Throughout the entries below, report every line where "icon" is found.

Dataset entries:
[Start of Attachment]

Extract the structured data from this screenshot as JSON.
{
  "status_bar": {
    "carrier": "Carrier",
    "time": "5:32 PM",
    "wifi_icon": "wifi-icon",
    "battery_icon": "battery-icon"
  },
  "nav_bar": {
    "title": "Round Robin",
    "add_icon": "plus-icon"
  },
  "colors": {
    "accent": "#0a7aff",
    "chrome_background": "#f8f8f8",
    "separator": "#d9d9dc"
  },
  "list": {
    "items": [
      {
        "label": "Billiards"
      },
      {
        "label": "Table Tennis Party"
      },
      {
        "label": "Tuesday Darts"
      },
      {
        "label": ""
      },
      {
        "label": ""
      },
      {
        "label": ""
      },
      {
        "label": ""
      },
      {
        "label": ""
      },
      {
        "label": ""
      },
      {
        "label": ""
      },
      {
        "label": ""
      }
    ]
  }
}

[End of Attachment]
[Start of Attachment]

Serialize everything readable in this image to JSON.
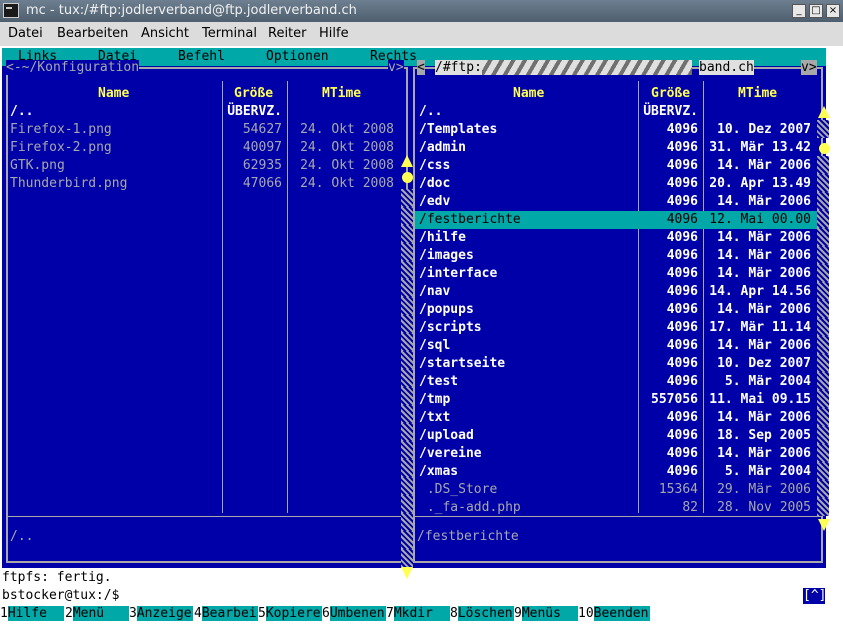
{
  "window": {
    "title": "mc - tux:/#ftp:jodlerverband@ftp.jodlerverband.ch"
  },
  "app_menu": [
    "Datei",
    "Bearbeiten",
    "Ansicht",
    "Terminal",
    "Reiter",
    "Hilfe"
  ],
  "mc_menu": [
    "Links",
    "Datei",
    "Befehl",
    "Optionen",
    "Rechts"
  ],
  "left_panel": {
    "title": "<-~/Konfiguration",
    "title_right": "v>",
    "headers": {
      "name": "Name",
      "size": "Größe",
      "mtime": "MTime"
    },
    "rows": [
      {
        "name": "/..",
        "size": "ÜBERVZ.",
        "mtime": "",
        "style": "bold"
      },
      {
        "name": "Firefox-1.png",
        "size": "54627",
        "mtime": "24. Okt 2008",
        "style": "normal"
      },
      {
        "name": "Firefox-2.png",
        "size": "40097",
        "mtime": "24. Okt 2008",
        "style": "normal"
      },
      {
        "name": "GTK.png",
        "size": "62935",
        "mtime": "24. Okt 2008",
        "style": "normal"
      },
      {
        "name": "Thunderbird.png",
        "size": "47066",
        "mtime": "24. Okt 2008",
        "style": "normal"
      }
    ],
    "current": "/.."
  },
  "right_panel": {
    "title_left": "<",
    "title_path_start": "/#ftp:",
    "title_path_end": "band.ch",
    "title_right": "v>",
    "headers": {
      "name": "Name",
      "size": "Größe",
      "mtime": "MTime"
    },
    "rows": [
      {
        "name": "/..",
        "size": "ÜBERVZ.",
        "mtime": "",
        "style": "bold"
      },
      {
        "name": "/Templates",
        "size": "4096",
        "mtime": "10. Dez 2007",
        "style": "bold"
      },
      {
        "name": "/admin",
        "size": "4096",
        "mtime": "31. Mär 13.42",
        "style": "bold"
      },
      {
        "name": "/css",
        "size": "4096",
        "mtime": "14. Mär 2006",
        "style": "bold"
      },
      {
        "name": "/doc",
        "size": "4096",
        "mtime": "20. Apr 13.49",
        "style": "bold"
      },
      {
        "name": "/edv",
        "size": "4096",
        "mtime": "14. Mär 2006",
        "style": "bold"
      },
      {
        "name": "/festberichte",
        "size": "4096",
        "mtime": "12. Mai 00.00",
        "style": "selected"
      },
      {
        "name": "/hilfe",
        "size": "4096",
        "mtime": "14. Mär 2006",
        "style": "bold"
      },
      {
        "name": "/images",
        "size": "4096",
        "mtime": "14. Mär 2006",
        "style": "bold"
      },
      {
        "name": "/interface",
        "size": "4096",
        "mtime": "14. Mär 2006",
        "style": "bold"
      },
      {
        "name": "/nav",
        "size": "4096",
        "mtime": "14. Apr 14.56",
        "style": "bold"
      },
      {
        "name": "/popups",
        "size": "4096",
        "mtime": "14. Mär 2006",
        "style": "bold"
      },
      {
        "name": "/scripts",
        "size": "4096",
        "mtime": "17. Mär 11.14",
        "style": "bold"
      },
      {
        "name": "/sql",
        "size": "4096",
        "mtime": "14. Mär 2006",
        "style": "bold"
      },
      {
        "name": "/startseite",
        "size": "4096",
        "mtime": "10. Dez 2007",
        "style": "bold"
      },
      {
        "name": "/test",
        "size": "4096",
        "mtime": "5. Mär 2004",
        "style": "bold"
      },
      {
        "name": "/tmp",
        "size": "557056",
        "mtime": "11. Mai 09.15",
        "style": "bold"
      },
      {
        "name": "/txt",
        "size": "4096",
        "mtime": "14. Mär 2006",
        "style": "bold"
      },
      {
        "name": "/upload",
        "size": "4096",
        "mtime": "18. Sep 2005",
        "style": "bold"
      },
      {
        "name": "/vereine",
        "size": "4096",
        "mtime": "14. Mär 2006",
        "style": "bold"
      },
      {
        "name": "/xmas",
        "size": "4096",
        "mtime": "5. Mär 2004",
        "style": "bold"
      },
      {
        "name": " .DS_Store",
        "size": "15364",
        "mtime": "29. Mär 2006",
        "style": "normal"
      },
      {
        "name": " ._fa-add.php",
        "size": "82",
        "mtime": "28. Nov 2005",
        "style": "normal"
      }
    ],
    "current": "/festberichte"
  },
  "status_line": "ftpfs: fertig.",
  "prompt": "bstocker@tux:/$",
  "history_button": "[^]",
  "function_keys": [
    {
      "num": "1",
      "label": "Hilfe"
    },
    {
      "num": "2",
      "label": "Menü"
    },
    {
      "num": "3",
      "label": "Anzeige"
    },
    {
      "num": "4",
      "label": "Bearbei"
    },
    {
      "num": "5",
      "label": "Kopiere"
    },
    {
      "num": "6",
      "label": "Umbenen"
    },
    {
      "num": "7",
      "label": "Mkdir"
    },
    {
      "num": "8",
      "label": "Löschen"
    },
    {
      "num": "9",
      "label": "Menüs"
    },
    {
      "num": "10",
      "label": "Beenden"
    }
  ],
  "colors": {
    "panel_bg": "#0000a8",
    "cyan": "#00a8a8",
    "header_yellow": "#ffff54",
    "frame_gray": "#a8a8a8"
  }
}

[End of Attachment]

**Exercise solution:**
    "wifi_icon": "wifi-icon",
    "battery_icon": "battery-icon"
    "add_icon": "plus-icon"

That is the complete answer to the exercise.